(Task statement):
Below are the entries; determine how many of their lines contain the string "текст" and give that figure alone.
━━━━━━━━━━━━━━━━
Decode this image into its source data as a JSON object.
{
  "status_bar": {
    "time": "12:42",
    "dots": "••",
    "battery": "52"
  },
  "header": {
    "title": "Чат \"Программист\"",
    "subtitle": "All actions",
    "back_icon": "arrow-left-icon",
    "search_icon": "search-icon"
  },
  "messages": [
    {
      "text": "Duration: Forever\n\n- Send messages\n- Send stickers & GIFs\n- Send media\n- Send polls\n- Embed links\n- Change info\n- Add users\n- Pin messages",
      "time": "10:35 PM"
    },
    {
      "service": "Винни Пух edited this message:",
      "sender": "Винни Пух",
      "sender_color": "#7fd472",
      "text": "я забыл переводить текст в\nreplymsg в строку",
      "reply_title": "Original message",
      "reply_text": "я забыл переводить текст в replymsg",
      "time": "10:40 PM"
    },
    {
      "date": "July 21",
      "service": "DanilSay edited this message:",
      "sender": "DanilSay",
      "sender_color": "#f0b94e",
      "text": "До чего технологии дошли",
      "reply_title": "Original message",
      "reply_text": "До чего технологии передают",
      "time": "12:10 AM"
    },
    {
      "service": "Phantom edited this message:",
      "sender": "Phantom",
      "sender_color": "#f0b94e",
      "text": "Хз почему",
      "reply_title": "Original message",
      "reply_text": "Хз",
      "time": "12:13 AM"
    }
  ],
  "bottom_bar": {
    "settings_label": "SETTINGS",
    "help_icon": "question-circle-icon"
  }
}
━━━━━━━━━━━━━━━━
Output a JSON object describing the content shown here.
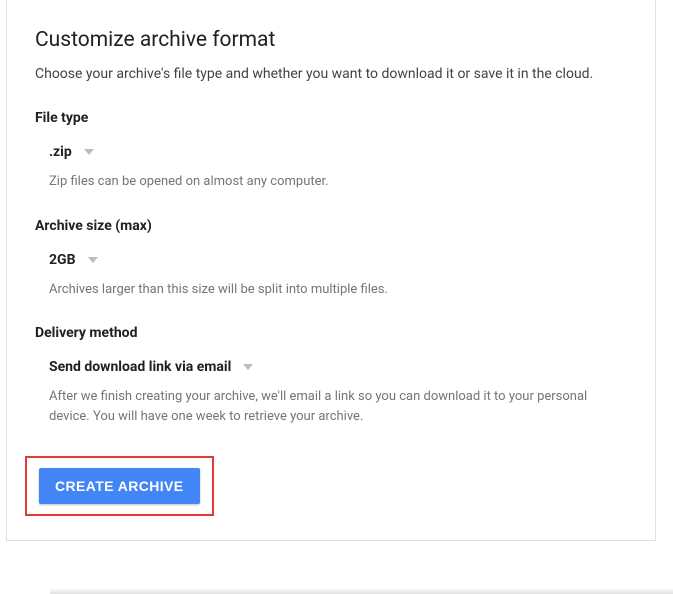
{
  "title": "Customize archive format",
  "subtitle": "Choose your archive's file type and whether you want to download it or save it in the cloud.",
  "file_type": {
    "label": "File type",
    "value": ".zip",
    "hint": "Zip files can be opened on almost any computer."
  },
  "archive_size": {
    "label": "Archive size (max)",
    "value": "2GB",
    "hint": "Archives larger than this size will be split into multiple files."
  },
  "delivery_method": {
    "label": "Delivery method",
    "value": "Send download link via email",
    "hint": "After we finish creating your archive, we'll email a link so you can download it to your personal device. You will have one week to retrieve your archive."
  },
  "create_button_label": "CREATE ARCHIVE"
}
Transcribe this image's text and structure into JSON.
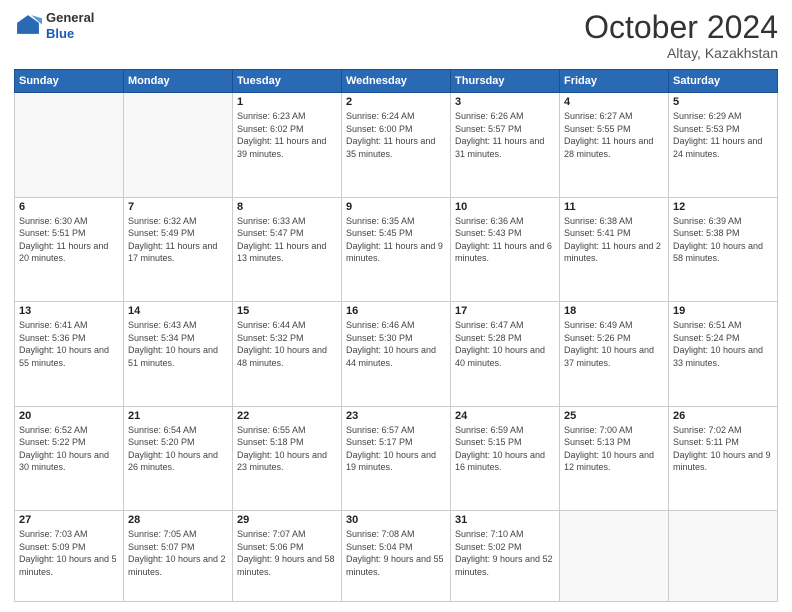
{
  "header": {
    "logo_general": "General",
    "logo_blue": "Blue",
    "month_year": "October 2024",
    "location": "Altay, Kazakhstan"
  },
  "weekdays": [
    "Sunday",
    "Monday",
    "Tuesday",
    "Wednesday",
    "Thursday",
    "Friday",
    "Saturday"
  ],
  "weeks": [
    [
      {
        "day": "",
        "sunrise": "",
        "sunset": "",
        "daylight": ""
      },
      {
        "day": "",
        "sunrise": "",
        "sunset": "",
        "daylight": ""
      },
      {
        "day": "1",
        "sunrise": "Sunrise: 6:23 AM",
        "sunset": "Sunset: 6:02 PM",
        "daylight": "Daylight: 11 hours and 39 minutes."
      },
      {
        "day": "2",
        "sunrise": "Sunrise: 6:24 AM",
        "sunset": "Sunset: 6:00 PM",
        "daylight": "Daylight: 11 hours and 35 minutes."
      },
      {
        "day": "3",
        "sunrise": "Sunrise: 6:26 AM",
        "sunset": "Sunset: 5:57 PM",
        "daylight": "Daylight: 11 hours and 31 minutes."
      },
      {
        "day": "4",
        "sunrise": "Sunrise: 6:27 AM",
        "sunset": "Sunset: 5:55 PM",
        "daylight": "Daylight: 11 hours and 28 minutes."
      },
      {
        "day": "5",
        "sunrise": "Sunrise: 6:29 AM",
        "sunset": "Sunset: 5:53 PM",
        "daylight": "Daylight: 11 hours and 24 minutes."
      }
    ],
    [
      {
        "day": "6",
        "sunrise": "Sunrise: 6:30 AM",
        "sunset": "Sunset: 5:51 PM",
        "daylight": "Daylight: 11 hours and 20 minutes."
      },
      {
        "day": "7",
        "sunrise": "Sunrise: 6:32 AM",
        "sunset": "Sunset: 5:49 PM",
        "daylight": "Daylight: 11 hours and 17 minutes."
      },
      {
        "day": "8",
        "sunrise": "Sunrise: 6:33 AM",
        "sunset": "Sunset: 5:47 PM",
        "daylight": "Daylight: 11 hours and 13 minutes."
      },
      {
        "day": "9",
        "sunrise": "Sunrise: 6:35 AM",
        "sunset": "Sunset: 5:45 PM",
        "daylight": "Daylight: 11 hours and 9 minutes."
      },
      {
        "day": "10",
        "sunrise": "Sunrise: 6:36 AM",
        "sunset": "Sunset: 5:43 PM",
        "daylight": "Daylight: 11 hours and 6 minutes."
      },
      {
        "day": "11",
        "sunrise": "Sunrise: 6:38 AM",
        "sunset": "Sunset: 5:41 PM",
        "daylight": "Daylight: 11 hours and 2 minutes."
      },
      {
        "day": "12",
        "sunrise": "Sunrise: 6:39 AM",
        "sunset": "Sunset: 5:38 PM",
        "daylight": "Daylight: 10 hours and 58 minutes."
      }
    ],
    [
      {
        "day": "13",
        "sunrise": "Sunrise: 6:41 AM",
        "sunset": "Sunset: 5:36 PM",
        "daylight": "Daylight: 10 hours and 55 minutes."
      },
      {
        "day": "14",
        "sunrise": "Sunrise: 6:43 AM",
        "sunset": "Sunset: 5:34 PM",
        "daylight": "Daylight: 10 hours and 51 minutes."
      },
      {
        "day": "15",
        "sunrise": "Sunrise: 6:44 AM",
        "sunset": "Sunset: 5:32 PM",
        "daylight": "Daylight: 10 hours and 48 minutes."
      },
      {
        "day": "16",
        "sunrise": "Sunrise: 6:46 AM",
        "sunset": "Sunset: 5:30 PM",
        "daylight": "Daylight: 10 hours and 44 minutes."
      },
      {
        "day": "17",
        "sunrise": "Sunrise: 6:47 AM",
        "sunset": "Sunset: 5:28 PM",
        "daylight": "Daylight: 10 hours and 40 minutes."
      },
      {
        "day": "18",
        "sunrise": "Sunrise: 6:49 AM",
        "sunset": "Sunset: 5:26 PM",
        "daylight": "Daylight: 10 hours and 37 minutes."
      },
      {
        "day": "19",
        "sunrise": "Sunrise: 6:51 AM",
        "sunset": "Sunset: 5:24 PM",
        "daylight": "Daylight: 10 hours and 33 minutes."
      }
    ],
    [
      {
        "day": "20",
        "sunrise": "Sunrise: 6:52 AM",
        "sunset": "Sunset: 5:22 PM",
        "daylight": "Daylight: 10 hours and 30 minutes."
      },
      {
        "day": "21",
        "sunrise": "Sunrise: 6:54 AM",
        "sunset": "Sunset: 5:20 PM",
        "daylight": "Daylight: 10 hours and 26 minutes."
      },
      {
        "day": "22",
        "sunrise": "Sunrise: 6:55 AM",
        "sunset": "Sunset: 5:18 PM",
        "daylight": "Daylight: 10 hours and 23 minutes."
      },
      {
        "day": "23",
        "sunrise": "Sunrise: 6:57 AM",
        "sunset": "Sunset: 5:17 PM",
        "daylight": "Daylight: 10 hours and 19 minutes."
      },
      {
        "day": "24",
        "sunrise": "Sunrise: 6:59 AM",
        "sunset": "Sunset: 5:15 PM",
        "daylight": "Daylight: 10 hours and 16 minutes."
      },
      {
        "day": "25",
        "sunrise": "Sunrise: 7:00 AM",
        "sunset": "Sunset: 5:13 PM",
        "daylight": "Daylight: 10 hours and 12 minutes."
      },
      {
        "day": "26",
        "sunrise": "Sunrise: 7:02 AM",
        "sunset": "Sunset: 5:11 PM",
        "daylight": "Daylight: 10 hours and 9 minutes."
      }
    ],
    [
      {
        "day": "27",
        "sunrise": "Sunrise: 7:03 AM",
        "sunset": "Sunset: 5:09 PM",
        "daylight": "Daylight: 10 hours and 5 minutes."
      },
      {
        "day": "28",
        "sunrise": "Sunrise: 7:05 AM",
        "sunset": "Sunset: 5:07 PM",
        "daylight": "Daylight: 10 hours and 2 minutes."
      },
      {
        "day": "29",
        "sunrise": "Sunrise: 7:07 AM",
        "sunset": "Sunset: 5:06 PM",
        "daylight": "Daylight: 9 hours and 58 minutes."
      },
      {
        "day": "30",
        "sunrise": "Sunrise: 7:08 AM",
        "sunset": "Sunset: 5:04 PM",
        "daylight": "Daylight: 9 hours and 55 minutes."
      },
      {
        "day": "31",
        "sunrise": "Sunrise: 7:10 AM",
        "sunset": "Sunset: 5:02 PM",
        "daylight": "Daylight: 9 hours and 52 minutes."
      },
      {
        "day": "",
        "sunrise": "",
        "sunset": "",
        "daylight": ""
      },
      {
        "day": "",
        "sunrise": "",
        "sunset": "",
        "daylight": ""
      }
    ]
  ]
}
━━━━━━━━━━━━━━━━
(Task answer):
2